Klarinet Archive - Posting 000635.txt from 1997/09
From: Roger Shilcock <roger.shilcock@-----.uk>
Subj: Re: Brahms, etc.
Date: Fri, 12 Sep 1997 17:11:44 -0400
I think you've just raised a controversial point re chamber music in
general. WHy should being part of the texture mean "nobody can hear his
part"? I couldn't agree less. What do other klarinetters think?
With all due respect, but ....
On Thu, 11 Sep 1997, Fred Jacobowitz wrote:
> Date: Thu, 11 Sep 1997 12:07:48 -0400 (EDT)
> From: Fred Jacobowitz <fredj@-----.edu>
> Reply-To: klarinet@-----.us
> To: klarinet@-----.us
> Subject: Re: Brahms, etc.
> NEVER BELIEVE WHAT YOU HEAR ON RECORDINGS!!!!!!!!!! They can
> do anything with the sound nowadays. With all due respect to Mr. Pay, who
> I greatly admire, if he could always be heard, even in the chalumeau, and
> "was never smothered by the'cello" (I fing it difficult to believe that
> ANYONE could ever be smothered by a cello) then he was playing just too
> loud. Either that or the mike placement was unfortunate. This piece is NOT
> a mini-concerto a la Weber. It is chamber music in the truest of senses -
> all voices are equal and most do NOT have the melody. When they don't they
> should be part of the texture and not heard distinctly. So, if Mr. Pay was
> not often part of the texture and out of the way of both the melody and
> countermelody, he was playing the piece wrong.
> Fred Jacobowitz
> Clarinet/Sax Instructor, Peabody Preparatory
> On Thu, 11 Sep 1997, Roger Shilcock wrote:
> > A couple of evenings ago, the BBC Promenade concert included a performance
> > of the Brahms Clarinet Quintet by Hausmusik with Anthony Pay playing an
> > alleged replica of Muhlfeld's clarinet. I heard the broadcast, which

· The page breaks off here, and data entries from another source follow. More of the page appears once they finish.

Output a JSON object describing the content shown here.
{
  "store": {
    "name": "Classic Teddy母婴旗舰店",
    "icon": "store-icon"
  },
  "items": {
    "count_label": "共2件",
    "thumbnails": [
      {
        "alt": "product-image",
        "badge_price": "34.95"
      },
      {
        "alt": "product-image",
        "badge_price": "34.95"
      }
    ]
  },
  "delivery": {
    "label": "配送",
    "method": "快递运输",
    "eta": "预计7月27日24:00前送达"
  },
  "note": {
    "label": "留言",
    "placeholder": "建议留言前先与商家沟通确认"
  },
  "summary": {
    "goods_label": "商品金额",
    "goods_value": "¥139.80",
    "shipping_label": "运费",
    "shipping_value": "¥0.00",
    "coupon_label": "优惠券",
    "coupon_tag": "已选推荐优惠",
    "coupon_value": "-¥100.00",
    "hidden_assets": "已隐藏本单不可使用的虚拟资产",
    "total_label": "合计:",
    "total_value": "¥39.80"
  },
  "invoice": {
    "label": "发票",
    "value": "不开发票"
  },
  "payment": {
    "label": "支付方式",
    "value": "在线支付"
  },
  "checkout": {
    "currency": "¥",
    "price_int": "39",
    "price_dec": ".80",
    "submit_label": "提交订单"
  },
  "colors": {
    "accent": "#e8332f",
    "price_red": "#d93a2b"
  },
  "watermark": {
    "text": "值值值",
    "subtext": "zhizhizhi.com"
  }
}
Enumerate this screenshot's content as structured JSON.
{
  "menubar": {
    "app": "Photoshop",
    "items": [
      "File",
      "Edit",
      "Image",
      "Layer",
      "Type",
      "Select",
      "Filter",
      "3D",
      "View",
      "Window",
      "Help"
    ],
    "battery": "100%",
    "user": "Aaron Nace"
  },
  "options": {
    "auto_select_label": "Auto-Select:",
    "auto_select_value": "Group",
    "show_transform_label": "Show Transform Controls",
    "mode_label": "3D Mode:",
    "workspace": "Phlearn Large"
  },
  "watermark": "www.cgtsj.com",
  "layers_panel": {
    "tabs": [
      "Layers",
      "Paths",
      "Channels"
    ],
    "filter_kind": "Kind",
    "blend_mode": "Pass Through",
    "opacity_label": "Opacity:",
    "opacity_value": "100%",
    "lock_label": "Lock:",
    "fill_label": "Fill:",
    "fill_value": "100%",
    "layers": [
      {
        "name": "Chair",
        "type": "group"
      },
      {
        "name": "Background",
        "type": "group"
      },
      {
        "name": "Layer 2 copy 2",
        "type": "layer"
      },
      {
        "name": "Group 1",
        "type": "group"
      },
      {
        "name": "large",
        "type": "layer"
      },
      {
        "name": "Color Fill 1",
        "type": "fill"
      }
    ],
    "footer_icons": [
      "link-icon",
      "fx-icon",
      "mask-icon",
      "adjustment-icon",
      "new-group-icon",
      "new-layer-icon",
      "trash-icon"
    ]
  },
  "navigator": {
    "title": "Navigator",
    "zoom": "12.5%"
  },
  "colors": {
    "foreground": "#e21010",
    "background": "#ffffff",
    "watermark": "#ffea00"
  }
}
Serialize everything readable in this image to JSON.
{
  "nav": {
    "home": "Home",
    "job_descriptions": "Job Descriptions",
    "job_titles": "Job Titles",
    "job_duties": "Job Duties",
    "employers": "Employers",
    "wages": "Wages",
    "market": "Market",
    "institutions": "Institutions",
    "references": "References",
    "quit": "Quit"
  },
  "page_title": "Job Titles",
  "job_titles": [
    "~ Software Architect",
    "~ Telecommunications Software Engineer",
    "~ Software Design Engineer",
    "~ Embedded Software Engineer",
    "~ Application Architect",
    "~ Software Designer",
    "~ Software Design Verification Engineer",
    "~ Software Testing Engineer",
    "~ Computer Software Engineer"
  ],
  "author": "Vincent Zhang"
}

> > obviously made some difference, but what struck me was that Anthony Pay
> > sounded more or less as he generally does, with perhaps a bit of